List all the lines in these records that hold "Cooperative".
┄┄┄┄┄┄┄┄┄┄┄┄┄┄┄┄┄┄┄┄
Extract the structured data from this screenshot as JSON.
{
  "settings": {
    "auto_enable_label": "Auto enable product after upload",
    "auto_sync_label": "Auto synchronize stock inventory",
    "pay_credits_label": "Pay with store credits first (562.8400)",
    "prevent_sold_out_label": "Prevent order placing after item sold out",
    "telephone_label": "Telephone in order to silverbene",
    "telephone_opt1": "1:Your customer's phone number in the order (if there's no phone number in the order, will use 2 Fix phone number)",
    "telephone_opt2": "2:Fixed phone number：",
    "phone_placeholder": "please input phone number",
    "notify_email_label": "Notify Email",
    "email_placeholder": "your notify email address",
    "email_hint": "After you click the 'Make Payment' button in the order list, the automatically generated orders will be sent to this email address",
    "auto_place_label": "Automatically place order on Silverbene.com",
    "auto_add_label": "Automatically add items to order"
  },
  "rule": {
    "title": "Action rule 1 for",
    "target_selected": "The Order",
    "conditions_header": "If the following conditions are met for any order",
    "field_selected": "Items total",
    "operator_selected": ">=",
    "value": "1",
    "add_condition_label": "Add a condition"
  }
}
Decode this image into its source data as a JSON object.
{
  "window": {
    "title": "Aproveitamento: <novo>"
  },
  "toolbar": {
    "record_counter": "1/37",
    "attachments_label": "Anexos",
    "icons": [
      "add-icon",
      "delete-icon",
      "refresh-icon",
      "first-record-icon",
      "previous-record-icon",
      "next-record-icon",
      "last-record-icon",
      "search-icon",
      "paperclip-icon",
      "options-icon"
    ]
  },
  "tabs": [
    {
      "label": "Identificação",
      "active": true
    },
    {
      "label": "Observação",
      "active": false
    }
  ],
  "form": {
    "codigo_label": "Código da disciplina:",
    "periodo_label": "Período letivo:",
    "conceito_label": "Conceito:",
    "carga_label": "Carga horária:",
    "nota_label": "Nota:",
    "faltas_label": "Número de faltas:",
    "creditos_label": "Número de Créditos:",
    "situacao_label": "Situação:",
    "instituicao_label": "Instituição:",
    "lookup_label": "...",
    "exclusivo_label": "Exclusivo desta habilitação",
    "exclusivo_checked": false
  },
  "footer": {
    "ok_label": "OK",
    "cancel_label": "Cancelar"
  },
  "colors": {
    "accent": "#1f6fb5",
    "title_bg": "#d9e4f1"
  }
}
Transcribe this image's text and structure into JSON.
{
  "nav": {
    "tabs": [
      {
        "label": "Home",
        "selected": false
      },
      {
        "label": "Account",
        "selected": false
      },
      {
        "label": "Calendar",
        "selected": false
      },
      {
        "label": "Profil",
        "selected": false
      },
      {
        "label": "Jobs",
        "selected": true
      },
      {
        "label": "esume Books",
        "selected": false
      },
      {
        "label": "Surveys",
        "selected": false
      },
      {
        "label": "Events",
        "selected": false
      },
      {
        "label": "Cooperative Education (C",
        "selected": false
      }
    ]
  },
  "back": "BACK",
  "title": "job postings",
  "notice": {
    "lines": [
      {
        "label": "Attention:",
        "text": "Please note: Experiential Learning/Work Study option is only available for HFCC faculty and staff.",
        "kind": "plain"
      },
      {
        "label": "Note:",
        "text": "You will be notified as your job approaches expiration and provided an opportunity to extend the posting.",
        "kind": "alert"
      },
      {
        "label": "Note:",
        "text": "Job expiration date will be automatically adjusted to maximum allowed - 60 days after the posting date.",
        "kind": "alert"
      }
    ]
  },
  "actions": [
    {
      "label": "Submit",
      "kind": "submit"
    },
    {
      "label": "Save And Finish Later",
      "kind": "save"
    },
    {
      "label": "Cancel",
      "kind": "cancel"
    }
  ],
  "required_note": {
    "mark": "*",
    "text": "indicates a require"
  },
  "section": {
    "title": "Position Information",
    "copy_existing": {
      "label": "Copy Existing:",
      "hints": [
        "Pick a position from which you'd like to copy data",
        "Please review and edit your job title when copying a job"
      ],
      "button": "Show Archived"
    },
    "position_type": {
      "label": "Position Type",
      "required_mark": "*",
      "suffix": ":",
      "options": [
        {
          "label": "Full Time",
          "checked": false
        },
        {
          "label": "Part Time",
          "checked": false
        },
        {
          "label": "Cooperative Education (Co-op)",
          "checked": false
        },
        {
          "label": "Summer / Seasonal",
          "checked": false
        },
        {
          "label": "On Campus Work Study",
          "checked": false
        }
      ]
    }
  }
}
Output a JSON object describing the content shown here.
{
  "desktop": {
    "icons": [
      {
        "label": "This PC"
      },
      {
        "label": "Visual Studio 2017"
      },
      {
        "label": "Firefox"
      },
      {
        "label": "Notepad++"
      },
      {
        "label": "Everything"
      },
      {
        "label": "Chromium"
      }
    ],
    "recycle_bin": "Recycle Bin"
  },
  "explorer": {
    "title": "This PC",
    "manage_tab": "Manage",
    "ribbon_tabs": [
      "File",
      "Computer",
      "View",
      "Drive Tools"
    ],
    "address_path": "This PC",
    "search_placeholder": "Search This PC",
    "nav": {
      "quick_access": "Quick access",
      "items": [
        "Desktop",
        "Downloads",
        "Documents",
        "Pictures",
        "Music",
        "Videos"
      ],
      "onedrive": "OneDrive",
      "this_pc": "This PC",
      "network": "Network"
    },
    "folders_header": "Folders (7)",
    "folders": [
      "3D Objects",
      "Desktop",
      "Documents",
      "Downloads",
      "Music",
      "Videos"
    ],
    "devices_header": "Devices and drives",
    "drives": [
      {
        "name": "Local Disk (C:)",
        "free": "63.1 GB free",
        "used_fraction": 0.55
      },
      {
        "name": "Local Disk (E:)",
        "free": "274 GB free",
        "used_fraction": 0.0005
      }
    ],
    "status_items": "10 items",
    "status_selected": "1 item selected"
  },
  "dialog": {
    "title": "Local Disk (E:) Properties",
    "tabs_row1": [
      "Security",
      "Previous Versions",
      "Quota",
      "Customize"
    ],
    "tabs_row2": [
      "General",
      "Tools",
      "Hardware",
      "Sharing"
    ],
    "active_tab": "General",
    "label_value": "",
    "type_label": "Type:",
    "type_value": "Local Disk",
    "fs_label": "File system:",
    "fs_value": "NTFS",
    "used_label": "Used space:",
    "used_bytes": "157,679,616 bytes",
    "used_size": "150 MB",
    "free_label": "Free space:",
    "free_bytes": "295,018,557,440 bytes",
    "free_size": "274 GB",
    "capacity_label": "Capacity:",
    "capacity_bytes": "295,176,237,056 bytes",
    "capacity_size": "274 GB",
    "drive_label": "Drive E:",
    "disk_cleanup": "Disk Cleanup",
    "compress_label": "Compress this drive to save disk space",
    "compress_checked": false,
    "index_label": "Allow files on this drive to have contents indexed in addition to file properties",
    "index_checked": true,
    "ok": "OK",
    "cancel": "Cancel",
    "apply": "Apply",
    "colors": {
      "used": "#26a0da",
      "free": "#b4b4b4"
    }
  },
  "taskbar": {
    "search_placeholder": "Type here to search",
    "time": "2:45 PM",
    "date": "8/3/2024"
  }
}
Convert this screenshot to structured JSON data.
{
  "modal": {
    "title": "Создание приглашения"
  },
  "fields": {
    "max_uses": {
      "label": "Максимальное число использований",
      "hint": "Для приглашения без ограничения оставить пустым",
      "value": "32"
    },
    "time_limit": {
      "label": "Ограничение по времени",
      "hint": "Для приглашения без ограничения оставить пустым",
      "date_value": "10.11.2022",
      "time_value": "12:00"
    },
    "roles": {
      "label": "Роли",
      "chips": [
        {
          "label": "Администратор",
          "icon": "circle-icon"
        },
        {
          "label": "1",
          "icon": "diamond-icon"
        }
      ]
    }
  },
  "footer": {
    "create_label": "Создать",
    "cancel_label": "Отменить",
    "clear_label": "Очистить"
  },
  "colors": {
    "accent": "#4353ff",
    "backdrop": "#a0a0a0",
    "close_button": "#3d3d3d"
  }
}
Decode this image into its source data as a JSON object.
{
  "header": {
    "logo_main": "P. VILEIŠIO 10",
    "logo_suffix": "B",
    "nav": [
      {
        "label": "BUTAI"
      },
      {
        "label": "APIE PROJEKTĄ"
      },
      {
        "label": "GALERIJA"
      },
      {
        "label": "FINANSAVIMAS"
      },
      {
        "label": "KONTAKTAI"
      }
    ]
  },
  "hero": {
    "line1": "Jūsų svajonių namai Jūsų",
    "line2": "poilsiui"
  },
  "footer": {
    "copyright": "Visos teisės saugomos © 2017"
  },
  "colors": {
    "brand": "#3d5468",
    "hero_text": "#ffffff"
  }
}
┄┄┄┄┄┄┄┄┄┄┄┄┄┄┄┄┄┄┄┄
§ EXERCISE RESPONSE:
        "label": "Cooperative Education (C",
          "label": "Cooperative Education (Co-op)",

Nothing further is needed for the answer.